From top to bottom, write out the listing exactly.

↓↓↓

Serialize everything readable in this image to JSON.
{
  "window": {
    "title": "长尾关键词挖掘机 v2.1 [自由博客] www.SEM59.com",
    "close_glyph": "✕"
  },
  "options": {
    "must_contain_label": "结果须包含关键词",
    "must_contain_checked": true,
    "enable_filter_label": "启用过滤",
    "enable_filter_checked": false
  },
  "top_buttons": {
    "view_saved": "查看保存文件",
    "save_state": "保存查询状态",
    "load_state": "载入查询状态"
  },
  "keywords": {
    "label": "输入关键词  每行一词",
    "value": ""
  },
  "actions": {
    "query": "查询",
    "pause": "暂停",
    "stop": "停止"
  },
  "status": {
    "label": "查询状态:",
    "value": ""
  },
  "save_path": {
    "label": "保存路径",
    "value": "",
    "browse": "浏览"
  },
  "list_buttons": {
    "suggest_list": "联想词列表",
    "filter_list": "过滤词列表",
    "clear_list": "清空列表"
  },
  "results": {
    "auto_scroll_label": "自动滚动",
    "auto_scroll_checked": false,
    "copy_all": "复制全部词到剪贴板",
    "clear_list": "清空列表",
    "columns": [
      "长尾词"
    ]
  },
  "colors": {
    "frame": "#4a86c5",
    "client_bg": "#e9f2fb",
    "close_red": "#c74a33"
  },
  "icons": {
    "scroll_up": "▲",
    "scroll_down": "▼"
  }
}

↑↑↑

:: OUTPUT OF THE EXERCISE ::
Serialize everything readable in this image to JSON.
{
  "window": {
    "title": "长尾关键词挖掘机 v2.1 [自由博客] www.SEM59.com",
    "close_glyph": "✕"
  },
  "options": {
    "must_contain_label": "结果须包含关键词",
    "must_contain_checked": true,
    "enable_filter_label": "启用过滤",
    "enable_filter_checked": false
  },
  "top_buttons": {
    "view_saved": "查看保存文件",
    "save_state": "保存查询状态",
    "load_state": "载入查询状态"
  },
  "keywords": {
    "label": "输入关键词  每行一词",
    "value": ""
  },
  "actions": {
    "query": "查询",
    "pause": "暂停",
    "stop": "停止"
  },
  "status": {
    "label": "查询状态:",
    "value": ""
  },
  "save_path": {
    "label": "保存路径",
    "value": "",
    "browse": "浏览"
  },
  "list_buttons": {
    "suggest_list": "联想词列表",
    "filter_list": "过滤词列表",
    "clear_list": "清空列表"
  },
  "results": {
    "auto_scroll_label": "自动滚动",
    "auto_scroll_checked": false,
    "copy_all": "复制全部词到剪贴板",
    "clear_list": "清空列表",
    "columns": [
      "长尾词"
    ]
  },
  "colors": {
    "frame": "#4a86c5",
    "client_bg": "#e9f2fb",
    "close_red": "#c74a33"
  },
  "icons": {
    "scroll_up": "▲",
    "scroll_down": "▼"
  }
}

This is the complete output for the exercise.